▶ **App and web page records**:
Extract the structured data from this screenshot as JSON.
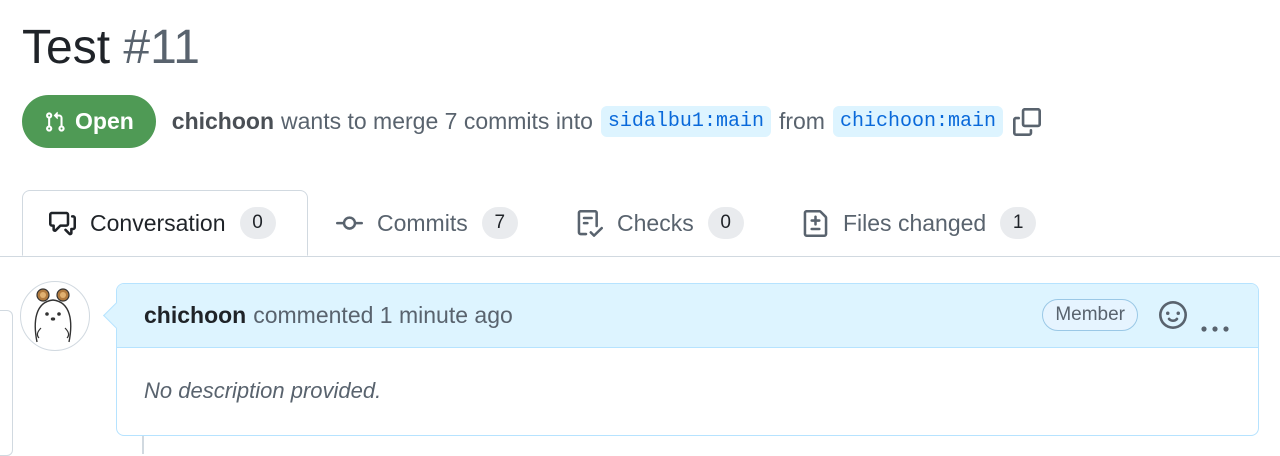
{
  "pr": {
    "title": "Test",
    "number": "#11"
  },
  "state": {
    "label": "Open",
    "color": "#4f9a55"
  },
  "meta": {
    "author": "chichoon",
    "text_before": "wants to merge 7 commits into",
    "base_branch": "sidalbu1:main",
    "text_from": "from",
    "head_branch": "chichoon:main",
    "copy_icon": "copy-icon"
  },
  "tabs": [
    {
      "label": "Conversation",
      "count": "0",
      "icon": "comment-discussion-icon"
    },
    {
      "label": "Commits",
      "count": "7",
      "icon": "git-commit-icon"
    },
    {
      "label": "Checks",
      "count": "0",
      "icon": "checklist-icon"
    },
    {
      "label": "Files changed",
      "count": "1",
      "icon": "file-diff-icon"
    }
  ],
  "comment": {
    "author": "chichoon",
    "action": "commented 1 minute ago",
    "role_badge": "Member",
    "body": "No description provided.",
    "react_icon": "smiley-icon",
    "more_icon": "kebab-horizontal-icon"
  }
}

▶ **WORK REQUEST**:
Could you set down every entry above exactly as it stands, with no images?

▶ **THE ANSWER**:
Extract the structured data from this screenshot as JSON.
{
  "pr": {
    "title": "Test",
    "number": "#11"
  },
  "state": {
    "label": "Open",
    "color": "#4f9a55"
  },
  "meta": {
    "author": "chichoon",
    "text_before": "wants to merge 7 commits into",
    "base_branch": "sidalbu1:main",
    "text_from": "from",
    "head_branch": "chichoon:main",
    "copy_icon": "copy-icon"
  },
  "tabs": [
    {
      "label": "Conversation",
      "count": "0",
      "icon": "comment-discussion-icon"
    },
    {
      "label": "Commits",
      "count": "7",
      "icon": "git-commit-icon"
    },
    {
      "label": "Checks",
      "count": "0",
      "icon": "checklist-icon"
    },
    {
      "label": "Files changed",
      "count": "1",
      "icon": "file-diff-icon"
    }
  ],
  "comment": {
    "author": "chichoon",
    "action": "commented 1 minute ago",
    "role_badge": "Member",
    "body": "No description provided.",
    "react_icon": "smiley-icon",
    "more_icon": "kebab-horizontal-icon"
  }
}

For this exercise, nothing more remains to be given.